Gerry Rafferty loses battle with alcoholism

Gerry Rafferty

Gerry Rafferty, the musician responsible for the 70s hit ‘Baker Street’ amongst others has passed away aged 63, due to long-term alcoholism.

Rafferty spent many years battling with the debilitating disease that destroyed his liver, and although his condition did improve slightly, eventually his life support machine was switched off and he was allowed to die.

Rafferty was born April 16th, 1947 in Paisley, Scotland, the son of a devout man who was also a drinker and unpredictable. Like most people, he developed a love for music during his teens.

For a short while he worked with Billy Connolly in The Humblebums, a Glaswegian band who recorded a few albums together before Rafferty decided it was time to go solo when he recorded his first solo endeavour, Can I Have My Money Back in 1972. That same year he teamed up with an old friend to form the band Stealers Wheel who enjoyed much success with the hit song Stuck In The Middle which reached number 6 in the charts and later received a second wave of success when it was used by Quentin Tarantino in Reservoir Dogs.

In 1978, Rafferty released City to City, a solo album that sold over 5 million copies worldwide, and contained his classic hit Baker Street which owed much of its success to the sound of Raphael Ravencroft’s saxophone riff.

Rafferty’s last few years were marred by reports of uncharacteristic behaviour. He was thrown out of the Westbury Hotel in London for unruly conduct and then checked himself into hospital citing liver problems as the reason. Just a month later he disappeared altogether with sources claiming that he was happy and well and writing new material in Tuscany, when in truth  he was in a Dorset hospital receiving treatment for both alcoholism and liver failure.

Former manager Michael Gray was effusive in his praise of Rafferty’s voice, and believes that it was his stubbornness that limited his musical achievements. “Behind an aggressive front, and a strong awareness of his own musical excellence, was fear.

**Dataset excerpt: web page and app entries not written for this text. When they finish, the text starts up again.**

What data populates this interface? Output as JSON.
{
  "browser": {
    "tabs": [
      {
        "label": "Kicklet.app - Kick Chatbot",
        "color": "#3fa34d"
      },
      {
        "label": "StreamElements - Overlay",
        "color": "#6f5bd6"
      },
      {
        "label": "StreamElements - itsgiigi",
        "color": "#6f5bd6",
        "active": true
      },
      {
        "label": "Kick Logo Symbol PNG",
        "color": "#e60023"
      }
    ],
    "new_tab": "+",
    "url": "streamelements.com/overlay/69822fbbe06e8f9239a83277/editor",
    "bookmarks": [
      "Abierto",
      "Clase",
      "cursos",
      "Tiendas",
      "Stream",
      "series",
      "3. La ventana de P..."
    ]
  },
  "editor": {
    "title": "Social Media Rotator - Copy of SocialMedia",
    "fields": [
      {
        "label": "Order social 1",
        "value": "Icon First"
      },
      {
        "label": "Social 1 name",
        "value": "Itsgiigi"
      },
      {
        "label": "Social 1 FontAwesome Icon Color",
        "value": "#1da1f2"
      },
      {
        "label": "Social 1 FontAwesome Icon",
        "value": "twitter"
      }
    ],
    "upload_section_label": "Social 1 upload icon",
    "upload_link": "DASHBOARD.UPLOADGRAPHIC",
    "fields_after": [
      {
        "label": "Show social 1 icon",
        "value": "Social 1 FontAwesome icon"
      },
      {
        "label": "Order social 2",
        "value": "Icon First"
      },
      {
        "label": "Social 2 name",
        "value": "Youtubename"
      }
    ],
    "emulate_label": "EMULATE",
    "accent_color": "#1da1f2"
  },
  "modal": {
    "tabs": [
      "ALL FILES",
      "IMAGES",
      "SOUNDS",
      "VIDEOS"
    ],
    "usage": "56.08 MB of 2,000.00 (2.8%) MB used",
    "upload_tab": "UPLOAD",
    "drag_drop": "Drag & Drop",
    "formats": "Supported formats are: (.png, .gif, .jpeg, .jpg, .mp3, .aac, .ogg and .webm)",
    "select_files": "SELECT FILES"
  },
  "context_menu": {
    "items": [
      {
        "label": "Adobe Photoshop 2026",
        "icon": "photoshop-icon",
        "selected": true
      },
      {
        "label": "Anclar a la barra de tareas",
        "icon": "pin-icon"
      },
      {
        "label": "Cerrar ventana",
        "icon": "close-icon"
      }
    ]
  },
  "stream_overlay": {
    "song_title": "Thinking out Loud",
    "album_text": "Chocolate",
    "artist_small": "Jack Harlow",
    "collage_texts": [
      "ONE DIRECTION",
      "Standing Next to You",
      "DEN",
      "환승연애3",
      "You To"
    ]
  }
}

He turned down working with Eric Clapton, Paul McCartney and others.”

Rafferty leaves behind his daughter Martha; his granddaughter Celia; and brother, Jim.

image: whisky-online.com